Anyone who has walked along the path through Bee Wood below Froggatt Edge must have momentarily paused at the strange tomb like structures on the edge of the path and wondered what they were. I certainly have done, and unable to find any information about them in my Peak District books or on the internet, I contacted the National Trust who manage the woodland, and I am delighted to report that I now have the answer!
Apparently they are part of a water company piping system along the path which is known locally as the ‘pipe track’. The rectangular gritstone structures cover vent and access holes to the ‘cut and cover’ pipe. The pipe was apparently a dug ditch that was covered in an arch of bricks then covered back over.
Chatsworth gardens are famous for their stunning water features, most notably the Emperor Fountain and the Cascade. One of the lesser known features however is The Aqueduct, where water cascades 80 feet from the end of a ‘broken’ aqueduct. As it is located just outside of the walled gardens, you can visit it free of charge by walking up the track into the woodland behind Chatsworth House.

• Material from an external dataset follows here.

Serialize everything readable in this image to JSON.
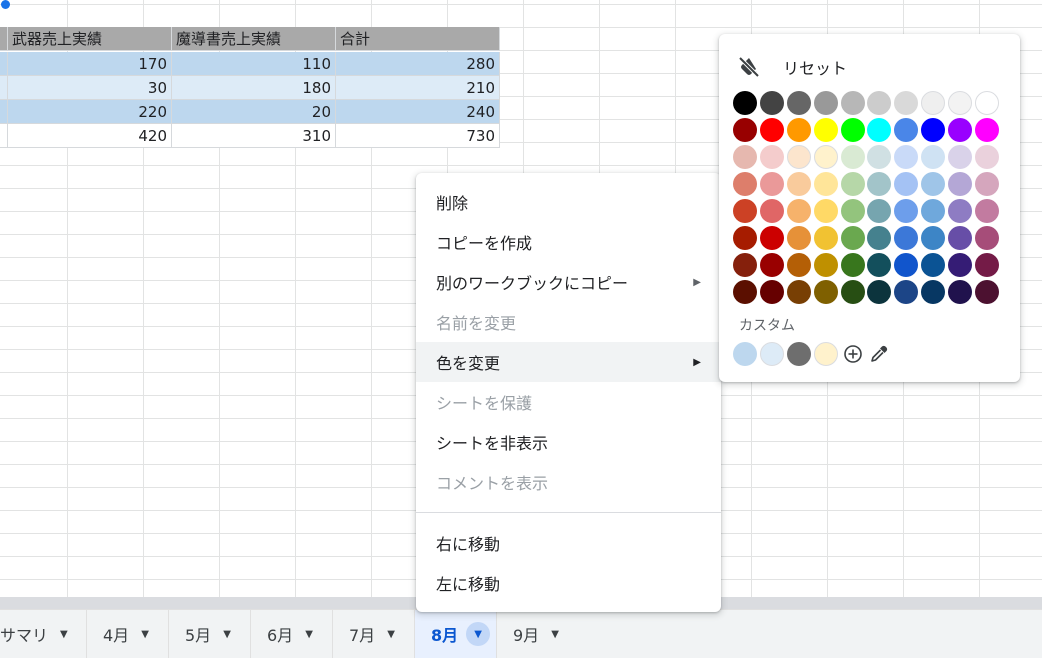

The Aqueduct dates from 1839 at the time when Joseph Paxton designed the pools and fountains at Chatsworth for the 6th Duke of Devonshire. It formed part of the flow of water that supplied the Cascade. It is believed to have been inspired by a similar but much larger structure in a grand garden near Kassel in Germany.
These photographs were taken yesterday on our ‘Charms of Chatsworth’ open group guided walk. Details of all our guided walks can be found at http://www.peakwalking.com
Yesterday our half day guided walk passed along Burbage Edge – one of the high gritstone edges that the Dark Peak area is famous for. The views are stunning and it is a great walk, but years ago it was once the site of several small quarries producing millstones and occasionally other stone objects such as drinking troughs.
This magnificent trough can be found on the path that leads down from Burbage Edge towards the A6187. Due to its size I can quite easily imagine that it might have been destined to be a horse drinking trough at a coaching inn, or maybe in a town centre. It is quite easy to see why it was abandoned before the stone masons had finished it, as there is a massive crack right across it.
It is interesting as being unfinished, you can see the process that was used to produce these stone troughs. The stone was first crafted into a huge rectangle, then a channel was chiseled out inside leaving a stone ‘island’ than would eventually be hacked out leaving the perfect trough.
One of the most distinctive hills in the Peak District with its twin summits, Crook Hill is surrounded on three sides by Ladybower Reservoir and is easily visible from the A57 road. The highest of the summits stands at 382 meters above sea level with the slightly lower one nearer to the farm being 374 meters.
The area surrounding the summits is Access Land and is easily accessible via the bridle path that rises up the hillside from the road on the side of the reservoir and passes Crook Hill Farm
There is the remains of an ancient megalithic stone circle between the summits, but only two of the five original stones remain standing.
A short detour off the main path to visit these two summits makes an interesting addition to our guided walks in the hills surrounding Ladybower Reservoir. See http://www.peakwalking.com/Pages/derwentedge.aspx for the next available dates of this walk.
On our walk today I was asked about a wild flower that was growing at the side of the road that goes down the side of Ladybwer Reservoir. Having had a close look at it I had to admit that I didn’t know what it was. I took these photos and have now looked it up and discovered that it is Great Burnet.
My research has also revealed a few interesting facts about the plant. It is a member of the Rose family and in the past,
Burnet wine has been made from its flower heads. The latin name Sanguis (blood) and sorba (absorb) points to the use of its roots in medicine in years gone by as a cure for bleeding including nose bleeds. Apparently it can also be used to treat burns and insect bites and the leaves can be eaten in salads, tasting a little like cucumber.
This weekend, Ling Heather has been just about at its best on the Peak District moors. It is the most common of 3 types of heather that grows in the Peak District. As well as looking beautiful when in flower, it also provides much needed cover for ground nesting birds in the spring.
I am told that a type of tea can be made from its flowering stems and that mead was once flavoured by its flowers.
These photos were taken this afternoon on Derwent Edge, showing a close up of the Ling Heather flowers and the ‘purple carpet’ effect on the moorlands. Ladybowever reservoir is in the background.